But it is not only production or commodity prices, which are changing the face of decommissioning in the North Sea. For the first time in the history of the basin, the industry is expecting to plug and abandon more wells than it drills, is anticipating ceasing production on more facilities than it brings on stream and is projecting that the government’s tax rebate will be greater than the tax paid by industry over the next five years. As such, it is a distinct possibility that we are going to see a two-tier North Sea, with one part focused on investment and production and another part focused on decommissioning.

Against this backdrop, the next decade in the North Sea is likely to be very different from the previous 10 years and the decommissioning industry will play an ever increasing role. According to Oil and Gas UK, the industry is forecast to spend around £17 billion pounds over the next decade on decommissioning installations, wells, pipelines and other subsea infrastructure on the UKCS. A very significant part of this expenditure will be covered by the government in the form of tax rebates against historic profits.

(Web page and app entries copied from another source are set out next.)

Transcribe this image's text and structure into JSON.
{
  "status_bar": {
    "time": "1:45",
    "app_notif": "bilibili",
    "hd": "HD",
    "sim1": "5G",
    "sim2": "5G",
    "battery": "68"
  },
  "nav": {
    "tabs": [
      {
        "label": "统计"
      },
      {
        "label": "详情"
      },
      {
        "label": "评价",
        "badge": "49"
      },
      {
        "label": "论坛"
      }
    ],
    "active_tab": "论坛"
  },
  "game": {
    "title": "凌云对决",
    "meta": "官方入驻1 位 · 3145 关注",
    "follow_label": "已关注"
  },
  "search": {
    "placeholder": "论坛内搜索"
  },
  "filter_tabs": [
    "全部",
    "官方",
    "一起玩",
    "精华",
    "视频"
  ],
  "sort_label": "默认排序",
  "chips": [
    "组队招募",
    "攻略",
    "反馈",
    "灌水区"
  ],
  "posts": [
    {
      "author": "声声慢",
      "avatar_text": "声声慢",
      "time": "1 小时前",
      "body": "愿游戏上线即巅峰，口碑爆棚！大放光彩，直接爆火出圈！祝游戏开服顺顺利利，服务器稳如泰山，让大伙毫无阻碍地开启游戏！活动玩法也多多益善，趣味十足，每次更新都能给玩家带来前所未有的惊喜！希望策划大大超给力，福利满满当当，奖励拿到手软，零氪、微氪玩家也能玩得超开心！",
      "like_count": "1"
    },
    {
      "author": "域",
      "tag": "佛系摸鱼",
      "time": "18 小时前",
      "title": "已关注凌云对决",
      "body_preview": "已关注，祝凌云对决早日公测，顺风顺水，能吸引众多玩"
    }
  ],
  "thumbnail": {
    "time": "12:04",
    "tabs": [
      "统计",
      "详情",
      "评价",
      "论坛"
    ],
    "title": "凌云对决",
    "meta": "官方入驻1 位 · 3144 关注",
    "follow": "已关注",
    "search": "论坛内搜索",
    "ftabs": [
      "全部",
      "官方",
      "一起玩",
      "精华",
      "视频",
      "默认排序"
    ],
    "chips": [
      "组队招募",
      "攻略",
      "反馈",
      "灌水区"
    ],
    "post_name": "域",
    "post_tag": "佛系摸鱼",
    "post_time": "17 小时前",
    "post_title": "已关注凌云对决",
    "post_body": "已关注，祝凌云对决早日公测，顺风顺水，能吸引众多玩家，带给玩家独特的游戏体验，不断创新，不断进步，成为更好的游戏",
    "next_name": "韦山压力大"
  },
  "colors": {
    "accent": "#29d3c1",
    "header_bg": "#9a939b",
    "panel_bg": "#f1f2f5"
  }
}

Based on current forecasts, roughly 10 companies will be responsible for some 80% of all the decommissioning in the North Sea. Companies such as Perenco, Shell and ConocoPhillips all have material decommissioning programmes and will be looking to ensure that decommissioning is managed as efficiently and cost effectively as possible. For many of these companies, decommissioning has not traditionally been a part of their core business and a powerful case can be made that the UK would benefit from bespoke decommissioning organisations, whose core role it is to make the decommissioning process as efficient and cost effective as possible.

Building on experiences in other sectors, there is a real opportunity to establish an industry wide Decommissioning Centre of Excellence in the North East of Scotland, which can become the hub for driving the decommissioning ‘cost and efficiency’ agenda. Learning from the safety agenda and the work done by Step Change in Safety, there is a real motivation for sharing good practices and to facilitate more co-operation. Such a Centre of Excellence should be directly supported by universities, trade associations, the Oil & Gas Authority, the new Oil and Gas Technology Centre and the supply chain in a far more pro-active way than is done currently.

The game is changing and we have an opportunity to make a real step change in how we deal with this to ensure a far more strategic and cost effective approach towards decommissioning.

Professor Paul de Leeuw is Oil and Gas Institute Director at Robert Gordon University. For more information on how RGU can support efficient and effective decommissioning activity, contact Sarah Hillyear, Business Development Manager, at s.c.hillyear@rgu.ac.uk or on 01224 263108